By Josh Bell
For the second year in a row, the Dam Short Film Festival was held virtually, and for the second year in a row, the festival organizers made an effective effort to replicate the sense of community that’s one of the hallmarks of the Boulder City-based event. The festival live streams offered glimpses of the familiar DSFF surroundings at the Boulder Dam Hotel and even incorporated Boulder City’s annual Best Dam Wine Walk. The festival’s connection to Boulder City is one of the best things about DSFF, and it’s heartening to see that kept alive even when viewers have to stay home.
One thing that never changes is that DSFF programs a wide-ranging selection of great short films, and this year’s 18th edition featured a strong lineup of shorts, including several standout local productions. There were Nevada-based films in multiple blocks in addition to the Nevada-focused program, which was highlighted by films from longtime collaborators Alberto Triana and Hisonni Mustafa.

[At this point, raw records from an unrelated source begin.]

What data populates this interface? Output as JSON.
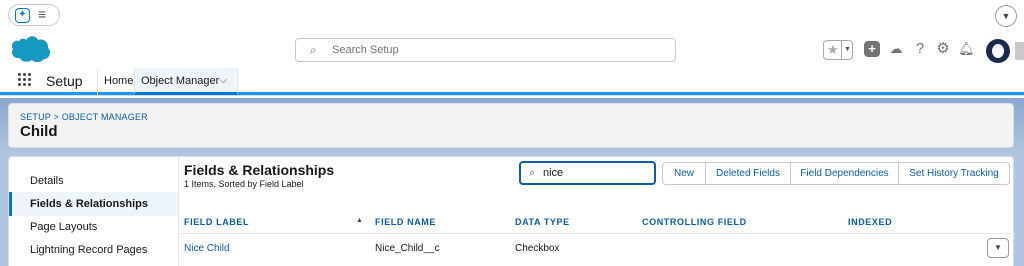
{
  "header": {
    "search_placeholder": "Search Setup"
  },
  "appnav": {
    "app_name": "Setup",
    "items": [
      {
        "label": "Home"
      },
      {
        "label": "Object Manager"
      }
    ]
  },
  "page": {
    "breadcrumb": "SETUP > OBJECT MANAGER",
    "title": "Child"
  },
  "sidebar": {
    "items": [
      {
        "label": "Details"
      },
      {
        "label": "Fields & Relationships"
      },
      {
        "label": "Page Layouts"
      },
      {
        "label": "Lightning Record Pages"
      }
    ],
    "active_index": 1
  },
  "main": {
    "title": "Fields & Relationships",
    "subtitle": "1 Items, Sorted by Field Label",
    "search_value": "nice",
    "buttons": [
      "New",
      "Deleted Fields",
      "Field Dependencies",
      "Set History Tracking"
    ],
    "columns": [
      "FIELD LABEL",
      "FIELD NAME",
      "DATA TYPE",
      "CONTROLLING FIELD",
      "INDEXED"
    ],
    "rows": [
      {
        "field_label": "Nice Child",
        "field_name": "Nice_Child__c",
        "data_type": "Checkbox",
        "controlling_field": "",
        "indexed": ""
      }
    ]
  },
  "icons": [
    "sparkle-icon",
    "menu-icon",
    "chevron-down-icon",
    "salesforce-cloud-logo",
    "search-icon",
    "star-icon",
    "plus-icon",
    "trailhead-icon",
    "help-icon",
    "gear-icon",
    "bell-icon",
    "avatar",
    "app-launcher-icon",
    "sort-ascending-icon",
    "row-actions-icon"
  ],
  "colors": {
    "brand_blue": "#0176d3",
    "link_blue": "#0b5cab",
    "page_background": "#b0c4df"
  }
}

Triana’s “Novenario,” which was also a highlight of last year’s Las Vegas Queer Arts Film Festival, is a highly personal story inspired by the death of Triana’s grandmother. Amanda Guardado stars as a woman grappling with her heritage following the death of her grandfather. It’s a sensitive story about identity, providing insightful commentary on first-generation Americans while remaining focused on its protagonist’s specific journey.
Mustafa’s “Blunt” deals with similar themes of identity, via two conversations that are gradually revealed to be related. As its title implies, “Blunt” is a bit more direct and confrontational than “Novenario,” but it’s similarly well-acted and thoughtful.
Outside the Nevada program, a couple of locally shot films demonstrated the cinematic variety of Southern Nevada. John Quigley’s heist drama “60 Seconds” takes place in Laughlin, not a location often depicted onscreen, telling a stylish, twist-filled crime story in 18 minutes. Quigley makes great use of Laughlin’s unique mix of Vegas-style casinos and wide-open natural landscapes, including the Colorado River.
In Sunny Bonner’s quiet, well-observed drama “Maybe Tomorrow,” a woman living in her car along with her young niece drives around the backroads of Henderson, scraping together money and brief moments of comfort while hoping for a better future.
The Nevada film award went to the documentary “Windsor Park: The Sinking Streets,” created by UNLV professor Brett Levner and her documentary filmmaking class, and other highlights among the award-winners were the overall audience award winner “Living All of Life” and the documentary winner “Everything in Hardware.”
The Mexican film “Living All of Life” is a crowd-pleaser that doesn’t pander to its audience, telling the story of an older woman whose neighbor helps her rediscover her passion after her husband leaves her. “Everything in Hardware” is a feel-good story, too, following Pittsburgh musician Jon Bindley as he explores and revives his family’s neglected legacy as pioneering industrialists and retailers.
Elsewhere in the festival, I also enjoyed the stark black-and-white Irish folk-horror movie “Bainne,” directed by actor Jack Reynor; intense, intricate sci-fi drama “The Following Year,” in which a troubled man uses a clone to take revenge on his wife’s killer; mockumentary “The Water Sommelier,” an amusing takedown of culinary pretentiousness; and “On the Rocks,” a laid-back comedy about dating misadventures in a Los Angeles bar.
There were gems in nearly every program, and the great thing about short films is that if one isn’t appealing, there’s another one coming up in a few minutes. The virtual format makes it easier to skip past the duds, but there’s value in experiencing the carefully curated programs in full, to appreciate the meticulous efforts of the programmers to balance genres, styles, and running times. I hope to return to Boulder City to be fully immersed in that programming in person as soon as it’s safe and sensible.